On the other hand the government continues to let the tax base erode. Some wonder whether further tax cuts are necessary, given that the tax system has already been streamlined. A number of scholars have been bluntly critical, opining that since the corporate income tax has already been slashed markedly, the tax breaks on investment in R&D and innovation should be scrapped. The Ministry of Finance conservatively estimates that the tax breaks amount to NT$10 billion per year.

Wang Jiann-chyuan, vice president of the Chung-Hua Institution for Economic Research, believes that rising R&D efficiency would boost the competitiveness of midstream and downstream industries, which would produce a powerful stimulating effect on the economy. Wang cites as an example the year 2008 when the government invested some NT$30 billion in R&D tax incentives while corporate revenue contributed NT$500 billion to the island's GDP.
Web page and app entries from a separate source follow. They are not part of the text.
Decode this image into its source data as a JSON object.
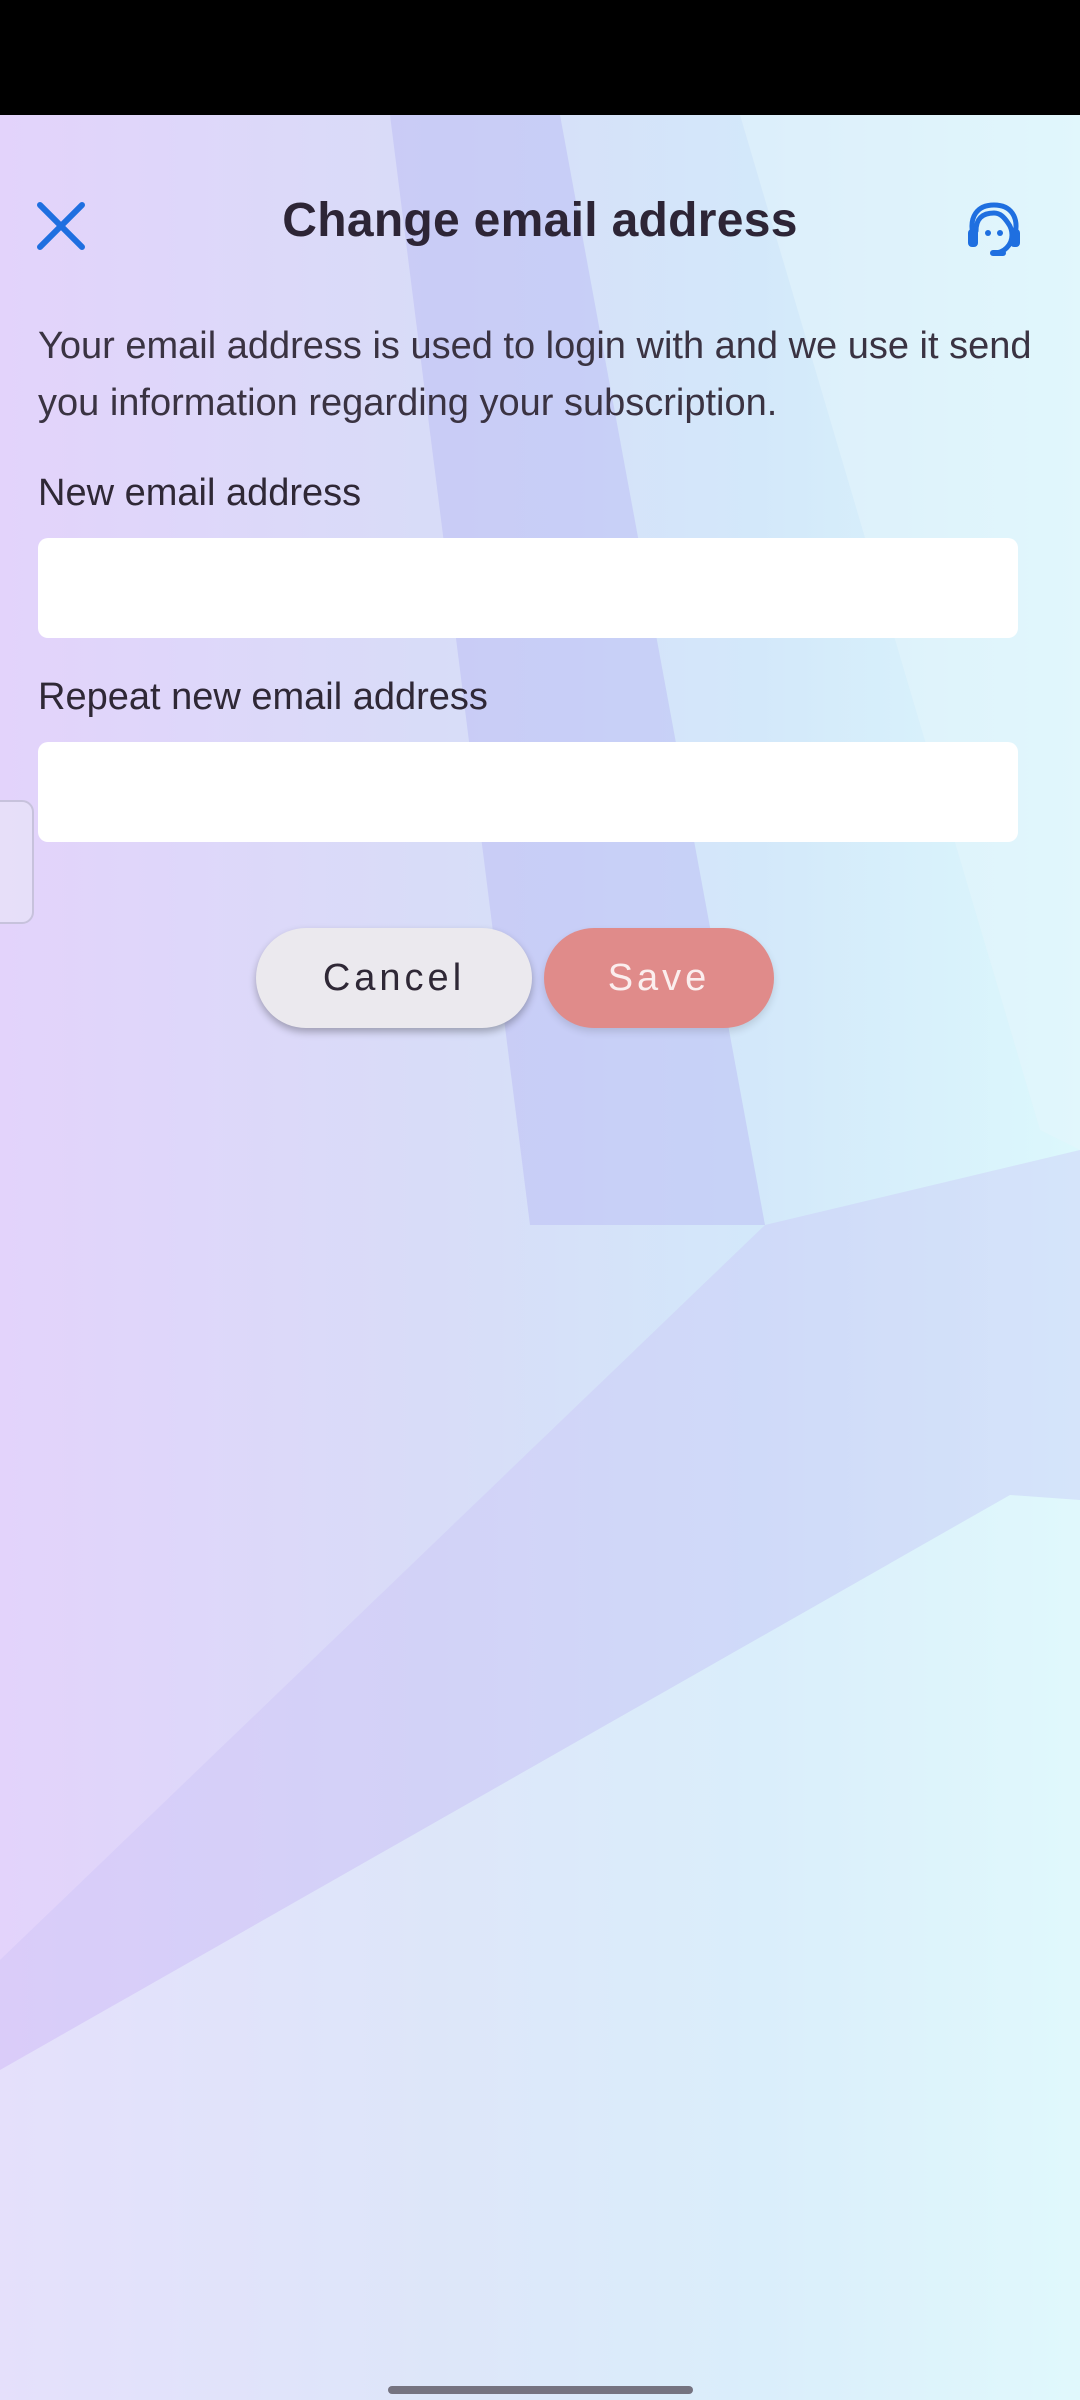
{
  "header": {
    "title": "Change email address",
    "close_icon": "close-icon",
    "support_icon": "headset-support-icon"
  },
  "description": "Your email address is used to login with and we use it send you information regarding your subscription.",
  "form": {
    "new_email": {
      "label": "New email address",
      "value": "",
      "placeholder": ""
    },
    "repeat_email": {
      "label": "Repeat new email address",
      "value": "",
      "placeholder": ""
    }
  },
  "actions": {
    "cancel_label": "Cancel",
    "save_label": "Save"
  },
  "colors": {
    "accent": "#1f6fe0",
    "save_button": "#e08b8a",
    "cancel_button": "#ebe9ee",
    "status_bar": "#000000"
  }
}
"R&D is crucial for transformation, in particular for the upgrading of the service industry, which will be the job engine for young people in the future," Wang asserts.

All along Taiwan has been working to boost R&D not only through tax deductions and exemptions, but also through subsidies. The National Science Council and the Industrial Development Bureau under the Ministry of Economic Affairs earmark R&D subsidies in their budgets.

But one crucial problem is that identifying R&D expenses is difficult, and the related costs for tax assessment are high. Since personnel of the National Tax Administration are not familiar with R&D, such tax breaks often turn into loopholes for tax evasion.

Tax officials often complain that when they visit factories in the Hsinchu Science Park to assess taxes, they discover that any activity inside a cleanroom is labeled R&D and that even ordinary janitors in cleanroom suits are listed as R&D personnel.

"The standards for the recognition of R&D expenses are too generous. You can virtually declare anything as R&D," one tax official acknowledges.

"The tax base is eroding, and the fiscal hole continues to widen. The government is the loser," insists a former Ministry of Finance bureaucrat.

Such a state of affairs could not only drive Taiwan's government into the red, but also trigger social conflict, with many people objecting that tax cuts are only offered to the rich.

Carrot-and-Stick Approach

Some scholars contend that now would be a good time for Taiwan's government to consider a new "green tax" initiative. Before prescribing a medicine for changing the overall business environment, the government should first diagnose the ailments that plague Taiwan's companies. Instead, the government has already completely yielded to corporate demands with its repeated tax rate cuts and tax reductions.

"The government has handed out a lot of carrots to business. Now is the best time to bring out the sticks," says an expert who did not want to be identified.

On the heels of tax reductions in one area, tax hikes in others will inevitably have to follow. Explaining the idea behind the "green tax," Huang Yao-hui, assistant professor at the Department of Public Finance and Tax Administration of National Taipei College of Business, notes that green taxes are consumption taxes in that they tax the consumption of social resources. Since companies are the greatest consumers of energy, they should pay higher taxes in that area, particularly because they already enjoy tax breaks on R&D.

"If we go on like this, the state will be bankrupt by its 100th anniversary in 2011," warns Tseng Chu-wei, professor emeritus at the Department of Finance, National Chengchi University. With that remark, Tseng echoes widespread public sentiment.

Translated from the Chinese by Susanne Ganz